Source information:

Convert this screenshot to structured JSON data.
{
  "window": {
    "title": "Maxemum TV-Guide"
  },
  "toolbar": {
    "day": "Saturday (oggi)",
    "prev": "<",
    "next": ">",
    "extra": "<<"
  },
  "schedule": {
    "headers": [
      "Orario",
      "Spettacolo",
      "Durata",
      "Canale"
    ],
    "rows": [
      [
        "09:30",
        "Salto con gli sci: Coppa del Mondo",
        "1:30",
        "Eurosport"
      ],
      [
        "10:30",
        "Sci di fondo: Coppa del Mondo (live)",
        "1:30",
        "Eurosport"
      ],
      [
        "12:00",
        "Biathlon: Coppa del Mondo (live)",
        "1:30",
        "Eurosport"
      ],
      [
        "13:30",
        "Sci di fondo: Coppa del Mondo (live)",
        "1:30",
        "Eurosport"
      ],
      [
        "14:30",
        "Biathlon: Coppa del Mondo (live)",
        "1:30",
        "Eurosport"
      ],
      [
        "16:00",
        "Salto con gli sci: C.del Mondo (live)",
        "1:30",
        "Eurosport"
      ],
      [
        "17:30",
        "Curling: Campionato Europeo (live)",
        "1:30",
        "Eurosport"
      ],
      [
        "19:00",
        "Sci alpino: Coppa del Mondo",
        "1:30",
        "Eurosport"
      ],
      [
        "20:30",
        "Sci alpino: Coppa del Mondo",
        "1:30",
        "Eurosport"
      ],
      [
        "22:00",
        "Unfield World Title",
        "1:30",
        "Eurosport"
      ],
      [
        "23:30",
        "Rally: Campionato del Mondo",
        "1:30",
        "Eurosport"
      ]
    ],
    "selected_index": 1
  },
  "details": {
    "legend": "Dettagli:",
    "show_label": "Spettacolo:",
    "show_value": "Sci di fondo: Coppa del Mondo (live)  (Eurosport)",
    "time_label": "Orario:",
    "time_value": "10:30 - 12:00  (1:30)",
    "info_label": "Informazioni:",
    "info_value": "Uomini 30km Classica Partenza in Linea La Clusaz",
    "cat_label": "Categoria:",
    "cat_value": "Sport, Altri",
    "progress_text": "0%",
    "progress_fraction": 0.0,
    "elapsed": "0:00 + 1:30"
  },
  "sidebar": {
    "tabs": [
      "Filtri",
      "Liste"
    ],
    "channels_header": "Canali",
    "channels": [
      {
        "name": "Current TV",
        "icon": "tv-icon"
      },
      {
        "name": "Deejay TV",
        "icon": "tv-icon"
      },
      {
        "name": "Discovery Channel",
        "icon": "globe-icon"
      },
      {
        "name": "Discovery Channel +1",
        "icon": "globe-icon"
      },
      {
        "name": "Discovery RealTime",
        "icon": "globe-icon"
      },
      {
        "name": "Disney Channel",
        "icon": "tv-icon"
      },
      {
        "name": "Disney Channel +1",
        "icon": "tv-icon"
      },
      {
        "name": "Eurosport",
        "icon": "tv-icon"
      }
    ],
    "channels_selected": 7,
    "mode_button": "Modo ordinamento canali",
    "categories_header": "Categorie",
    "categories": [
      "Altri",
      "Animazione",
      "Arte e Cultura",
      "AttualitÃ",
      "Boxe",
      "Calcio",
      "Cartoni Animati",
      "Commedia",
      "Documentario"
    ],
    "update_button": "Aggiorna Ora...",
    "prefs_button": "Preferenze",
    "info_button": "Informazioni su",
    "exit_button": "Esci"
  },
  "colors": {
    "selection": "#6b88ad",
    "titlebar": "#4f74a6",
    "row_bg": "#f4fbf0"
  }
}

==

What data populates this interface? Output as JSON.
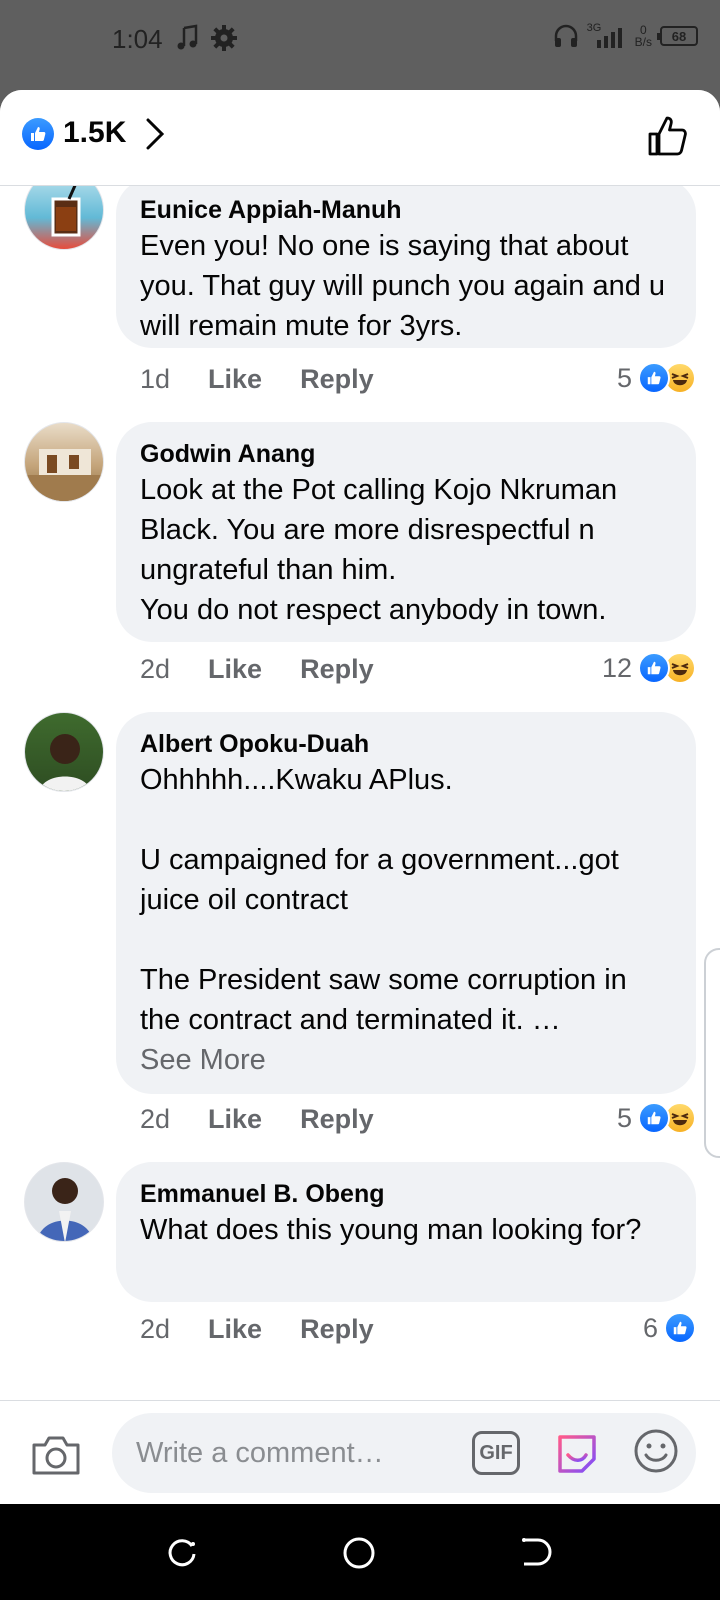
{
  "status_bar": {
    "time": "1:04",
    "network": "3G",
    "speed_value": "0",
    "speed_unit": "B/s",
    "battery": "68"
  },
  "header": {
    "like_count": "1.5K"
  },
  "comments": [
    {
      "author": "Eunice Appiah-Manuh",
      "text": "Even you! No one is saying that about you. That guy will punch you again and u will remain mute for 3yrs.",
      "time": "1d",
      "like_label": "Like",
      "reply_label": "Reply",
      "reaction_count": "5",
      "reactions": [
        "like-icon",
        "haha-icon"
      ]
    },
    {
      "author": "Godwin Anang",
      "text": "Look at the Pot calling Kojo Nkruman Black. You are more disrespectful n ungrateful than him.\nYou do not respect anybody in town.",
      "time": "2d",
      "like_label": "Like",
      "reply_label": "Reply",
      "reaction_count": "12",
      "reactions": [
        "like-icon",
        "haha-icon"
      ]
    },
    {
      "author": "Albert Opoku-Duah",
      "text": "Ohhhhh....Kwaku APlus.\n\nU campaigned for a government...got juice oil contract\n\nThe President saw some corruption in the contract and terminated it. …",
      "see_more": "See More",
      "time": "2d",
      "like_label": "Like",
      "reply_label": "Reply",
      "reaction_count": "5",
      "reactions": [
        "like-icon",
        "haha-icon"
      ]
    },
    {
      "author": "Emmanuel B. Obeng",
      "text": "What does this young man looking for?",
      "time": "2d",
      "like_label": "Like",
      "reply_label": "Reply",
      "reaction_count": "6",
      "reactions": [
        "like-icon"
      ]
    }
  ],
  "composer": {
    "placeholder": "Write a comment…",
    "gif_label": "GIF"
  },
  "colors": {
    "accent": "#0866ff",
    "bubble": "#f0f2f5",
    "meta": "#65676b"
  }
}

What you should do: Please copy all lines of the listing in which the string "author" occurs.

Answer area:
      "author": "Eunice Appiah-Manuh",
      "author": "Godwin Anang",
      "author": "Albert Opoku-Duah",
      "author": "Emmanuel B. Obeng",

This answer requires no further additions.